Dataset rows describing interfaces
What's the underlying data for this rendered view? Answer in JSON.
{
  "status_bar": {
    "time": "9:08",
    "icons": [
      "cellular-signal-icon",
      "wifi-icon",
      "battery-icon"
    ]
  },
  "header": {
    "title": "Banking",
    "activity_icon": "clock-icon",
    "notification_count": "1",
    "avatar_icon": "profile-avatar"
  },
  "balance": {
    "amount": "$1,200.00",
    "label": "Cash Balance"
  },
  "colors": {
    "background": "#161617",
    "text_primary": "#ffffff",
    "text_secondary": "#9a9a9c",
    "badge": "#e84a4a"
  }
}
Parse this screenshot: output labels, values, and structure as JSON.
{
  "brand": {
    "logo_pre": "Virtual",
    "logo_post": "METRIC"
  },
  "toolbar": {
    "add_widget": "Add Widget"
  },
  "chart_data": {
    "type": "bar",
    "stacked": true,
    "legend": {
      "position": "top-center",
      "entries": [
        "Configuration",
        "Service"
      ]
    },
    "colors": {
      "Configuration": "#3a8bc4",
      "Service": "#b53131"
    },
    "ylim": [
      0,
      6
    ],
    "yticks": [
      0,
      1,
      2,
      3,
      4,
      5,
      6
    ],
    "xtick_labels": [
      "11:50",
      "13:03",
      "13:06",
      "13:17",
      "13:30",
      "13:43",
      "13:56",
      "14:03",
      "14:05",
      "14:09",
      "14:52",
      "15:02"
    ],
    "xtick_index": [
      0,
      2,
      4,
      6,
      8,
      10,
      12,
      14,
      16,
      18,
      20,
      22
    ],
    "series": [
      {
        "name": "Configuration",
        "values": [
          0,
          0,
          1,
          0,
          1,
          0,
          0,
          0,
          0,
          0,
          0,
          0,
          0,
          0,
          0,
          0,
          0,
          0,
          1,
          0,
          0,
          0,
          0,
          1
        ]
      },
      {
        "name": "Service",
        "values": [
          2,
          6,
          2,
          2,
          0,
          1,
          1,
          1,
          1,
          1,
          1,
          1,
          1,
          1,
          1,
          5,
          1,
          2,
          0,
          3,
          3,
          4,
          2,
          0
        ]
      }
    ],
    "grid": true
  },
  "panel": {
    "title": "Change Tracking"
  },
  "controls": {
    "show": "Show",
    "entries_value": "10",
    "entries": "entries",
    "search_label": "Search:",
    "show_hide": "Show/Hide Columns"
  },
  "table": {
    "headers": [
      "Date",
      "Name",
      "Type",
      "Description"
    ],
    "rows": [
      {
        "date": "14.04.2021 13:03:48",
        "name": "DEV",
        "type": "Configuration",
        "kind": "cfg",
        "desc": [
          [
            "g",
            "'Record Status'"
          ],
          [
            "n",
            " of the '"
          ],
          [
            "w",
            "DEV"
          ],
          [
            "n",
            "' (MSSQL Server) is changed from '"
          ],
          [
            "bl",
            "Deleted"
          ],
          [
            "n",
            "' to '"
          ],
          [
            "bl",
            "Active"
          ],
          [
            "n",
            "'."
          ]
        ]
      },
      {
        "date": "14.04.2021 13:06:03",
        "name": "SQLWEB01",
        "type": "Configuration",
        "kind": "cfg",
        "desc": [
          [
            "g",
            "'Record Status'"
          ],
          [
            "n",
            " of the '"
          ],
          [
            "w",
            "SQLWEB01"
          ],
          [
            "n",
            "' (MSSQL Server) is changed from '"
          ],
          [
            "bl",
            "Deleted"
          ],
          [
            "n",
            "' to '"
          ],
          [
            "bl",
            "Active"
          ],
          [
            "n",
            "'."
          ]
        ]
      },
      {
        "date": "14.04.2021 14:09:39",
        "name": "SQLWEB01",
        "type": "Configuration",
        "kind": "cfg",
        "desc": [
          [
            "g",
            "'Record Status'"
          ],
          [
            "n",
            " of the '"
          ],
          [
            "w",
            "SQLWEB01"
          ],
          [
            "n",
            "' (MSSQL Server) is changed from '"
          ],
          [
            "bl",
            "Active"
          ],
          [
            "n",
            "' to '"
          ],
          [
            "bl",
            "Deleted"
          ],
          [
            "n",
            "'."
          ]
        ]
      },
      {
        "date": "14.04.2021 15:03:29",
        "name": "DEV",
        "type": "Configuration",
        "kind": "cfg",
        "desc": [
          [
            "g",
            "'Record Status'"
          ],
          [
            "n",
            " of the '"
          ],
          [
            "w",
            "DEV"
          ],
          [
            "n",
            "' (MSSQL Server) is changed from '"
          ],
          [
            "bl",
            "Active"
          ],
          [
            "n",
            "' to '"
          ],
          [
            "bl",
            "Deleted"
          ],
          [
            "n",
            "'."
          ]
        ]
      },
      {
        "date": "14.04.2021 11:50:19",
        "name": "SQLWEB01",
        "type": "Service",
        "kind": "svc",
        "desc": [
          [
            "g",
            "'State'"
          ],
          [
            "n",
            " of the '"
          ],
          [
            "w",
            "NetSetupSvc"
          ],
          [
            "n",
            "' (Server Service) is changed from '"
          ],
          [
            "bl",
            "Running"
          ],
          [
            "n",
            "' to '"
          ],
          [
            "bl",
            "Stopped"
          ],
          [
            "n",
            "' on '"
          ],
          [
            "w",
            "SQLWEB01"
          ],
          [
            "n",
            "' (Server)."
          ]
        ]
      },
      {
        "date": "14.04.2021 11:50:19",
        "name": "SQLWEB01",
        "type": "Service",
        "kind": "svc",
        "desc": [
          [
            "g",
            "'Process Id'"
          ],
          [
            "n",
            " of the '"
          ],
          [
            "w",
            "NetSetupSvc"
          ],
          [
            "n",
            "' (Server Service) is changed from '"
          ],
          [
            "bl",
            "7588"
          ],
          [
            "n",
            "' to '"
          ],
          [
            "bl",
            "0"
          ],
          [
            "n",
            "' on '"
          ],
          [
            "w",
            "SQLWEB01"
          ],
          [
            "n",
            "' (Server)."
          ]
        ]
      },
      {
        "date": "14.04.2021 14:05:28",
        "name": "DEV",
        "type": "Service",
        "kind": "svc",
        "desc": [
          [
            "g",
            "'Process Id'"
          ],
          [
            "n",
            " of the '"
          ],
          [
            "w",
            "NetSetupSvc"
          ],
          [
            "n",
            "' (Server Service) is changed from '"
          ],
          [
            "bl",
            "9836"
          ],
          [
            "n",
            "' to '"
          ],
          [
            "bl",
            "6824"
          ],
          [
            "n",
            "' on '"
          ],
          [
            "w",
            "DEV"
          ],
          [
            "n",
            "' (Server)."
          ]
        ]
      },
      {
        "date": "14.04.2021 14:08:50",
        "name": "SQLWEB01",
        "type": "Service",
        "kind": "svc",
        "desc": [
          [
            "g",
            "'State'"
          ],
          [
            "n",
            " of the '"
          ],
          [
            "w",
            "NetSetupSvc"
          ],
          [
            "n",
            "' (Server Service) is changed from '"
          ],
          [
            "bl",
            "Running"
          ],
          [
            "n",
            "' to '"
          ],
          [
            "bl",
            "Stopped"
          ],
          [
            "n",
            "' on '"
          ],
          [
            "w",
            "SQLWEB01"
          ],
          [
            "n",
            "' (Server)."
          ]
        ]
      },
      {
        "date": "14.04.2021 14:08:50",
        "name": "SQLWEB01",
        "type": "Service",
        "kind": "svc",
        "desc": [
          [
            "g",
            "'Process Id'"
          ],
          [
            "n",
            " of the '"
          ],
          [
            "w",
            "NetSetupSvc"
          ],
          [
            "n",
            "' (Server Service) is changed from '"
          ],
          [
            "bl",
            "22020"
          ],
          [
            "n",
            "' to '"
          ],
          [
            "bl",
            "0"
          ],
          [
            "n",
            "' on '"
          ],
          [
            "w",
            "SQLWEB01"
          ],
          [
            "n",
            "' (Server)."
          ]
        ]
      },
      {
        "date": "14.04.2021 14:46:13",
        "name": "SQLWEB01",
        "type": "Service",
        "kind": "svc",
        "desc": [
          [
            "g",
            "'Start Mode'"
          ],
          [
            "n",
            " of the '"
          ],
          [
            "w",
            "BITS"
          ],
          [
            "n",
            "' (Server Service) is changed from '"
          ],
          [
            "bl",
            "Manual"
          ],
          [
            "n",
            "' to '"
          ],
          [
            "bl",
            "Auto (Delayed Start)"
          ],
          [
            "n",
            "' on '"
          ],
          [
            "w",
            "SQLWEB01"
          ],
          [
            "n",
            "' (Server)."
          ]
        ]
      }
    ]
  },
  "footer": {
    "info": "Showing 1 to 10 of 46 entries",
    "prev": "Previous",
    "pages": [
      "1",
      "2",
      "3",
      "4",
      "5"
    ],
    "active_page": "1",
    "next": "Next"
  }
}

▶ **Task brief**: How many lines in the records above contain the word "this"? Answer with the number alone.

▶ **Response**: 2